I see value in the examen, which I had learned about before Patrick’s passing, but fell away from in the trenches of my grieving. Martin’s book has reminded me again of its power, however, especially in the many ways God passes through my life everyday. I may be only seeing his back, but in those quiet hours of darkness and silence, or when I am writing in my journal, I recognize His consistent presence in my life.
And it is so very soothing to me: the sound of a mourning dove; soft breathing ; a gentle motion, word or touch.
You will see me pass.
My Bea says when she pictures God, they are a giant heart with two hands, one the color of the night sky, and one the color of bones. I have always pictured God and Jesus as separate entities, both male; I feel closer to Jesus and His teachings than I do to the God of those Old Testament stories, violent and punishable.
So, it was interesting to begin this blog so easily picturing God and Moses struggling to compromise. According to Martin being able to imagine yourself present as Jesus taught, or as Noah built, or as Lot’s wife looked back, is one of the most powerful ways to commune with the Holy Spirit.
I believe it to be so:
Physically he is tall, and yes, for me, male. He is so very gentle in his movements, emphasized by the soft movements of his long coat or robe. It’s dark, and blends in with the night.
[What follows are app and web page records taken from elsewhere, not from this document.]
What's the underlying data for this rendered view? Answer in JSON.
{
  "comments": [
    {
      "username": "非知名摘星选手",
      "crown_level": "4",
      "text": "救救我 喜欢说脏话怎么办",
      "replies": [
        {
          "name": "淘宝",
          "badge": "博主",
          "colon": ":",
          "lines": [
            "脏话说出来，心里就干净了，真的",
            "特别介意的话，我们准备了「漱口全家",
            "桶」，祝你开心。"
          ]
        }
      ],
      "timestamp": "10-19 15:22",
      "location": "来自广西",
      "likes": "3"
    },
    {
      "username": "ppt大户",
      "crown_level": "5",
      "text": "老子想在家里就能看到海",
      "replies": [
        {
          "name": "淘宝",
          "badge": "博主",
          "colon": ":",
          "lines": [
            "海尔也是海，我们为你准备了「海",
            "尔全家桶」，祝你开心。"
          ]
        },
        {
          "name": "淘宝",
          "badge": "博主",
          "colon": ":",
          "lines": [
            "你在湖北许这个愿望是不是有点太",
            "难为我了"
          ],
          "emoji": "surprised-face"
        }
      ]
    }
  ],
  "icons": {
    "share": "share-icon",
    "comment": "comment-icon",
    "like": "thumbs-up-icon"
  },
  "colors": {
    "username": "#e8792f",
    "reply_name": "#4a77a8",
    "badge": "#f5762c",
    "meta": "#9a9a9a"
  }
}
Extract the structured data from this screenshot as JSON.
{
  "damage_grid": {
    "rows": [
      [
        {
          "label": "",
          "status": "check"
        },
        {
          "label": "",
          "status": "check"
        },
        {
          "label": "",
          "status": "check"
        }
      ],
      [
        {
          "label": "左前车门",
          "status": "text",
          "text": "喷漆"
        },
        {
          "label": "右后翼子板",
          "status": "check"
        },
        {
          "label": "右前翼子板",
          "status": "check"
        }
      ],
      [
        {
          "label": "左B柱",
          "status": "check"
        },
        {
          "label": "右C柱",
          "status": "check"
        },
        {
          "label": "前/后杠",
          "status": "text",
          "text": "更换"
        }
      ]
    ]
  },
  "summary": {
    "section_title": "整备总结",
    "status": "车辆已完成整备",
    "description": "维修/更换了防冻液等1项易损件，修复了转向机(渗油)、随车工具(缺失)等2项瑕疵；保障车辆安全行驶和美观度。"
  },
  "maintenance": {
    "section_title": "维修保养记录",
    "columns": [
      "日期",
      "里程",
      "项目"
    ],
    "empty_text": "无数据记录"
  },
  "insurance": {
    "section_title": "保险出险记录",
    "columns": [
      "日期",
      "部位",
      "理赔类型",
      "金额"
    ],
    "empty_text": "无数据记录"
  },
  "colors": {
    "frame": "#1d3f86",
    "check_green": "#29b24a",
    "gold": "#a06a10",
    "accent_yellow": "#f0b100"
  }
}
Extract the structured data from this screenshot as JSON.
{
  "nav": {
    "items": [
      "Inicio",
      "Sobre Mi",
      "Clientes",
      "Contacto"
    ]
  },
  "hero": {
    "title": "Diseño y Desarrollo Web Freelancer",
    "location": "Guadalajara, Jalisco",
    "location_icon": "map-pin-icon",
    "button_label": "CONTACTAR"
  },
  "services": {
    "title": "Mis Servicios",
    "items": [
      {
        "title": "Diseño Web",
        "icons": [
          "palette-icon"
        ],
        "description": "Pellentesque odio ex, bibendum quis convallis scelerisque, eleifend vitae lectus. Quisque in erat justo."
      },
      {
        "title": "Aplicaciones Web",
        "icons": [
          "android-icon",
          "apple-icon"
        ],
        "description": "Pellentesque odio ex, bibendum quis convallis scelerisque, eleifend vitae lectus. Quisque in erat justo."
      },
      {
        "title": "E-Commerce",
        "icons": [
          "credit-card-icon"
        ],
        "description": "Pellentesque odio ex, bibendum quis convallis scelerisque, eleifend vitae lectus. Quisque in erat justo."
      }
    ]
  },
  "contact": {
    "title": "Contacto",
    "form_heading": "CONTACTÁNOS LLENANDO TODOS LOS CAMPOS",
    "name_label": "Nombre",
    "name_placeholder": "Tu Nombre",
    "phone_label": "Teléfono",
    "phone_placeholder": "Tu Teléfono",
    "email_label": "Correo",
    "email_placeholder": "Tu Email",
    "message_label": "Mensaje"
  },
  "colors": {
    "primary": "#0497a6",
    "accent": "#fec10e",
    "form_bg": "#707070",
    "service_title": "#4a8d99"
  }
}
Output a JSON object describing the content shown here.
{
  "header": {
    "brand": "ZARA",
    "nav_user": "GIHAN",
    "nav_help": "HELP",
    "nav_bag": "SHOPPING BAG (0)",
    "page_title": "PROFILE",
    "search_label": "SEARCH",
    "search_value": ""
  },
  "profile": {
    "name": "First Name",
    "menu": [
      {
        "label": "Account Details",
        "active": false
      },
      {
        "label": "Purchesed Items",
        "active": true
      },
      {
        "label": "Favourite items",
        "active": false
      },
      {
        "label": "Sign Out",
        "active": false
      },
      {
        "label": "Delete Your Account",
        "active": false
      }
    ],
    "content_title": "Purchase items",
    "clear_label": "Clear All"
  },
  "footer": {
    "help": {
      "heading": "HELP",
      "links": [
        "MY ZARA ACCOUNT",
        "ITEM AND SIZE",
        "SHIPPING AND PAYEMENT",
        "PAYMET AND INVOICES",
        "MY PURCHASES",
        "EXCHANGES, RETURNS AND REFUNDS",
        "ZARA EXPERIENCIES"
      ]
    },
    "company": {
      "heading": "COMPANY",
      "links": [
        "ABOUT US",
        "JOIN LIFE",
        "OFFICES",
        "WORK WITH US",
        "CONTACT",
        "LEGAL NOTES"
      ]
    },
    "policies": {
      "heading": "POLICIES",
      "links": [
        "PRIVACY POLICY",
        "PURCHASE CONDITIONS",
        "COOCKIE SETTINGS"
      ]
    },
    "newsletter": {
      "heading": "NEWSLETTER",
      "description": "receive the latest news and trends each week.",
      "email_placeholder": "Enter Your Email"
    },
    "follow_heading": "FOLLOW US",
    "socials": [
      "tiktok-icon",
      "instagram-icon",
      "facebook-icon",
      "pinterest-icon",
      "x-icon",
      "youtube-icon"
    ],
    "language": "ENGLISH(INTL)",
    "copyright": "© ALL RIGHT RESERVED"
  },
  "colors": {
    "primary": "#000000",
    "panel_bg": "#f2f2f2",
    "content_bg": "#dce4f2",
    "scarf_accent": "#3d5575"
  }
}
And while I cannot see his face, it’s turned in such a way that I know he sees, a downward glance, to the right.
You have seen me pass. Take notice.